messed up the url

Justin Mason jm@jmason.org
Sun, 23 Mar 2003 13:42:32 -0800


Eugen Leitl said:

> No easy solutions to Afghanistan's profound political problems are in 
> sight. At a minimum, however, the administration must strengthen its 
> commitment to making reconstruction work. This means not only delivering 
> more fully on aid, but exerting real pressure on regional power brokers to 
> accept the Kabul government's authority and working harder to establish an 
> Afghan national army. No matter how pressing are the other fronts of the 
> war against al Qaeda (such as the increasingly worrisome situation in 
> northern Pakistan), the United States must fulfill the responsibilities 
> for reconstruction that came with its invasion of Afghanistan.
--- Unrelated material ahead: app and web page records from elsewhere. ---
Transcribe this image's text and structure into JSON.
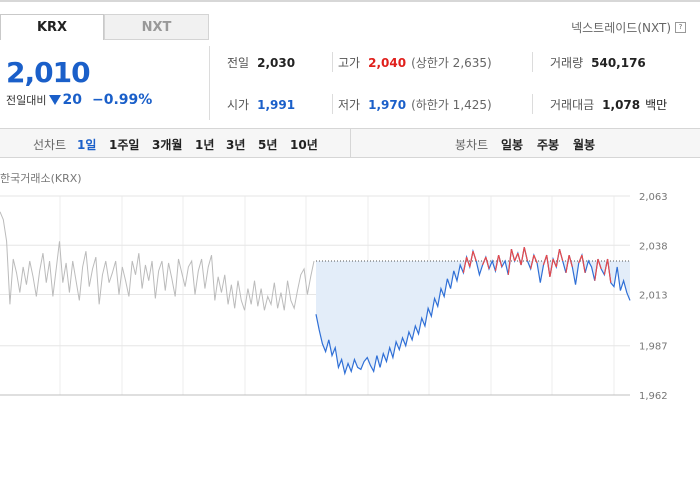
{
  "tabs": [
    {
      "label": "KRX",
      "active": true
    },
    {
      "label": "NXT",
      "active": false
    }
  ],
  "nxt_link": {
    "label": "넥스트레이드(NXT)",
    "icon": "help-icon"
  },
  "quote": {
    "price": "2,010",
    "change_label": "전일대비",
    "change_direction": "down",
    "change_amount": "20",
    "change_percent": "−0.99%"
  },
  "stats": {
    "prev_close": {
      "label": "전일",
      "value": "2,030"
    },
    "high": {
      "label": "고가",
      "value": "2,040",
      "limit_text": "(상한가 2,635)"
    },
    "volume": {
      "label": "거래량",
      "value": "540,176"
    },
    "open": {
      "label": "시가",
      "value": "1,991"
    },
    "low": {
      "label": "저가",
      "value": "1,970",
      "limit_text": "(하한가 1,425)"
    },
    "amount": {
      "label": "거래대금",
      "value": "1,078",
      "unit": "백만"
    }
  },
  "toolbar": {
    "line_label": "선차트",
    "line_periods": [
      "1일",
      "1주일",
      "3개월",
      "1년",
      "3년",
      "5년",
      "10년"
    ],
    "active_period": "1일",
    "candle_label": "봉차트",
    "candle_periods": [
      "일봉",
      "주봉",
      "월봉"
    ]
  },
  "chart_source": "한국거래소(KRX)",
  "chart_data": {
    "type": "line",
    "y_ticks": [
      "2,063",
      "2,038",
      "2,013",
      "1,987",
      "1,962"
    ],
    "ylim": [
      1962,
      2063
    ],
    "reference_line": 2030,
    "grid": true,
    "colors": {
      "previous_day": "#bbbbbb",
      "today": "#2f6fd6",
      "above_reference": "#e84a4a",
      "fill": "#e3edf9"
    },
    "series": [
      {
        "values": [
          2055,
          2051,
          2040,
          2008,
          2031,
          2024,
          2014,
          2027,
          2018,
          2030,
          2022,
          2012,
          2025,
          2034,
          2019,
          2030,
          2012,
          2026,
          2040,
          2019,
          2029,
          2014,
          2030,
          2020,
          2010,
          2027,
          2035,
          2017,
          2026,
          2032,
          2008,
          2023,
          2030,
          2019,
          2024,
          2030,
          2013,
          2027,
          2020,
          2012,
          2030,
          2023,
          2034,
          2016,
          2028,
          2020,
          2030,
          2011,
          2025,
          2030,
          2015,
          2029,
          2021,
          2012,
          2031,
          2024,
          2017,
          2027,
          2030,
          2013,
          2025,
          2031,
          2016,
          2027,
          2033,
          2010,
          2022,
          2014,
          2023,
          2008,
          2018,
          2006,
          2020,
          2010,
          2005,
          2016,
          2008,
          2020,
          2007,
          2016,
          2005,
          2012,
          2008,
          2019,
          2006,
          2014,
          2005,
          2020,
          2010,
          2006,
          2015,
          2023,
          2026,
          2013,
          2022,
          2030
        ]
      },
      {
        "values": [
          2003,
          1995,
          1988,
          1984,
          1990,
          1982,
          1986,
          1976,
          1980,
          1973,
          1978,
          1974,
          1980,
          1976,
          1975,
          1979,
          1981,
          1977,
          1974,
          1982,
          1976,
          1983,
          1979,
          1986,
          1981,
          1989,
          1985,
          1991,
          1987,
          1994,
          1990,
          1997,
          1993,
          2001,
          1997,
          2006,
          2002,
          2011,
          2007,
          2016,
          2012,
          2021,
          2016,
          2025,
          2020,
          2028,
          2024,
          2032,
          2027,
          2035,
          2030,
          2023,
          2028,
          2032,
          2026,
          2030,
          2025,
          2033,
          2027,
          2030,
          2023,
          2036,
          2030,
          2034,
          2028,
          2037,
          2030,
          2026,
          2033,
          2029,
          2019,
          2028,
          2033,
          2022,
          2031,
          2027,
          2036,
          2030,
          2024,
          2033,
          2027,
          2018,
          2029,
          2033,
          2024,
          2030,
          2027,
          2020,
          2031,
          2026,
          2023,
          2031,
          2019,
          2017,
          2027,
          2015,
          2020,
          2014,
          2010
        ]
      }
    ]
  }
}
BTW has anyone noticed that there were US troops taking military action in
Afghanistan as well this week?  It's not done there yet by a long shot...


http://www.guardian.co.uk/afghanistan/story/0,1284,918832,00.html
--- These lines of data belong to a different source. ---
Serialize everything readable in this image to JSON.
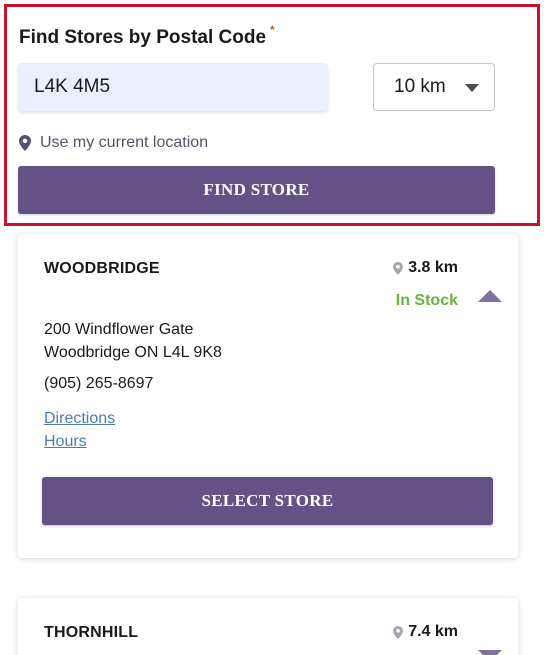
{
  "search": {
    "title": "Find Stores by Postal Code",
    "required_mark": "*",
    "postal_code_value": "L4K 4M5",
    "distance_selected": "10 km",
    "location_link": "Use my current location",
    "find_button": "FIND STORE"
  },
  "stores": [
    {
      "name": "WOODBRIDGE",
      "distance": "3.8 km",
      "stock_status": "In Stock",
      "address_line1": "200 Windflower Gate",
      "address_line2": "Woodbridge ON L4L 9K8",
      "phone": "(905) 265-8697",
      "directions_link": "Directions",
      "hours_link": "Hours",
      "select_button": "SELECT STORE",
      "expanded": true
    },
    {
      "name": "THORNHILL",
      "distance": "7.4 km",
      "expanded": false
    }
  ],
  "colors": {
    "brand_purple": "#645185",
    "in_stock_green": "#6bb33a",
    "link_blue": "#4c7bb3",
    "highlight_border": "#c8102e"
  },
  "icons": {
    "location": "map-pin-icon",
    "collapse": "triangle-up-icon",
    "expand": "triangle-down-icon",
    "dropdown": "caret-down-icon"
  }
}
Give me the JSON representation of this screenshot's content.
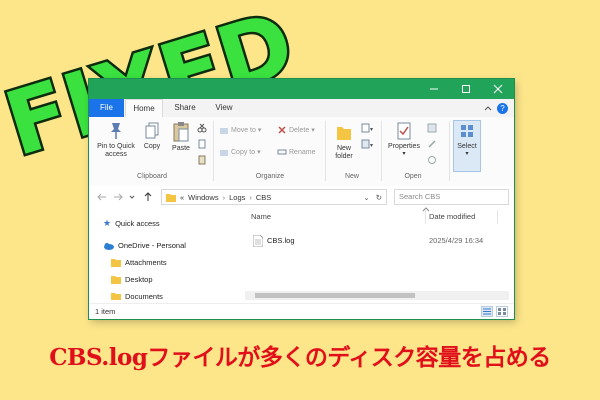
{
  "banner": {
    "text": "FIXED",
    "fill": "#3be23f",
    "outline": "#0d2b0f"
  },
  "window": {
    "tabs": [
      "File",
      "Home",
      "Share",
      "View"
    ],
    "ribbon": {
      "clipboard": {
        "pin": "Pin to Quick access",
        "copy": "Copy",
        "paste": "Paste",
        "label": "Clipboard"
      },
      "organize": {
        "move_to": "Move to",
        "copy_to": "Copy to",
        "delete": "Delete",
        "rename": "Rename",
        "label": "Organize"
      },
      "new": {
        "new_folder": "New folder",
        "label": "New"
      },
      "open": {
        "properties": "Properties",
        "label": "Open"
      },
      "select": {
        "select": "Select"
      }
    },
    "address": {
      "prefix": "«",
      "segments": [
        "Windows",
        "Logs",
        "CBS"
      ],
      "search_placeholder": "Search CBS"
    },
    "nav": {
      "quick_access": "Quick access",
      "onedrive": "OneDrive - Personal",
      "folders": [
        "Attachments",
        "Desktop",
        "Documents"
      ]
    },
    "columns": {
      "name": "Name",
      "date": "Date modified"
    },
    "files": [
      {
        "name": "CBS.log",
        "date": "2025/4/29 16:34"
      }
    ],
    "status": "1 item"
  },
  "caption": "CBS.logファイルが多くのディスク容量を占める",
  "colors": {
    "background": "#fde68a",
    "titlebar": "#21a45a",
    "caption": "#e10f1a",
    "accent": "#1a73e8"
  }
}
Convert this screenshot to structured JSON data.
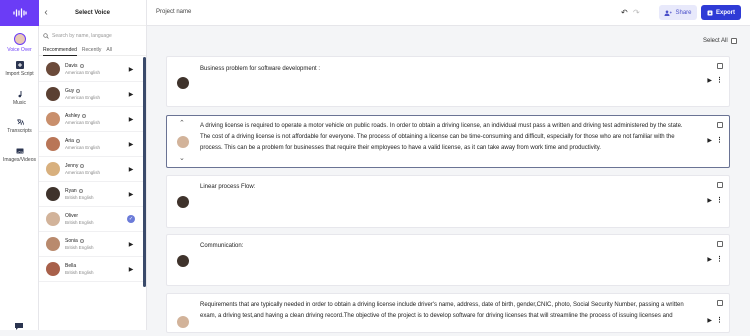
{
  "rail": {
    "items": [
      {
        "label": "Voice Over",
        "icon": "avatar-icon"
      },
      {
        "label": "Import Script",
        "icon": "plus-icon"
      },
      {
        "label": "Music",
        "icon": "music-note-icon"
      },
      {
        "label": "Transcripts",
        "icon": "translate-icon"
      },
      {
        "label": "Images/Videos",
        "icon": "image-icon"
      }
    ]
  },
  "panel": {
    "title": "Select Voice",
    "search_placeholder": "Search by name, language",
    "tabs": [
      "Recommended",
      "Recently",
      "All"
    ],
    "voices": [
      {
        "name": "Davis",
        "lang": "American English",
        "color": "#6b4a3a"
      },
      {
        "name": "Guy",
        "lang": "American English",
        "color": "#5b4032"
      },
      {
        "name": "Ashley",
        "lang": "American English",
        "color": "#c98f6c"
      },
      {
        "name": "Aria",
        "lang": "American English",
        "color": "#b97657"
      },
      {
        "name": "Jenny",
        "lang": "American English",
        "color": "#d8b07e"
      },
      {
        "name": "Ryan",
        "lang": "British English",
        "color": "#3f332c"
      },
      {
        "name": "Oliver",
        "lang": "British English",
        "color": "#d2b39a"
      },
      {
        "name": "Sonia",
        "lang": "British English",
        "color": "#b98a6d"
      },
      {
        "name": "Bella",
        "lang": "British English",
        "color": "#a8604a"
      }
    ]
  },
  "topbar": {
    "project_name": "Project name",
    "share_label": "Share",
    "export_label": "Export"
  },
  "main": {
    "select_all_label": "Select All",
    "cards": [
      {
        "text": "Business problem for software development :"
      },
      {
        "text": "A driving license is required to operate a motor vehicle on public roads. In order to obtain a driving license, an individual must pass a written and driving test administered by the state. The cost of a driving license is not affordable for everyone. The process of obtaining a license can be time-consuming and difficult, especially for those who are not familiar with the process. This can be a problem for businesses that require their employees to have a valid license, as it can take away from work time and productivity."
      },
      {
        "text": "Linear process Flow:"
      },
      {
        "text": "Communication:"
      },
      {
        "text": "Requirements that are typically needed in order to obtain a driving license include driver's name, address, date of birth, gender,CNIC, photo, Social Security Number, passing a written exam, a driving test,and having a clean driving record.The objective of the project is to develop software for driving licenses that will streamline the process of issuing licenses and"
      }
    ]
  }
}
  About 1,000 US soldiers backed by helicopter gunships and armoured
  vehicles began an assault in southern Afghanistan yesterday against
  suspected al-Qaida and Taliban fighters, acting on intelligence reports
  that Islamist militants were regrouping in the Kandahar region.

  American forces in Afghanistan were expecting to come under attack when
  the war on Iraq began: there has been an upsurge of attacks on US and
  coalition bases in the past few days.


Also, some interesting Echelon bits, in passing:
http://www.guardian.co.uk/alqaida/story/0,12469,911860,00.html

  In Washington, the national security agency used Echelon, an intelligence
  system coordinated by the United States but involving several of its
  allies, including the UK, to monitor more than 10 mobile phones used by
  Mohammed [jm: the al-Qaida "9/11 mastermind"].

  "They were tracking him for some time," an unnamed intelligence official
  told the American news magazine US News and World Report. "He would shift;
  they would follow."

  Echelon reportedly monitors phone numbers and voices, then uses satellite
  triangulation to locate the user. The Swiss justice ministry has confirmed
  reports that the September 11 hijackers used pre-paid Swiss cellular
  phones, not registered in any name and thus hard to trace, in preparing
  the attack.

  "Let's say that thing that drug traffickers and terrorists thought they
  could do to avoid detection are really not effective strategies anymore,"
  said Larry Johnson, a former deputy director for counter-terrorism at the
  US state department. "The technology being used now [by the authorities]
  is really pretty effective." 


Are those GSM phones?

--j.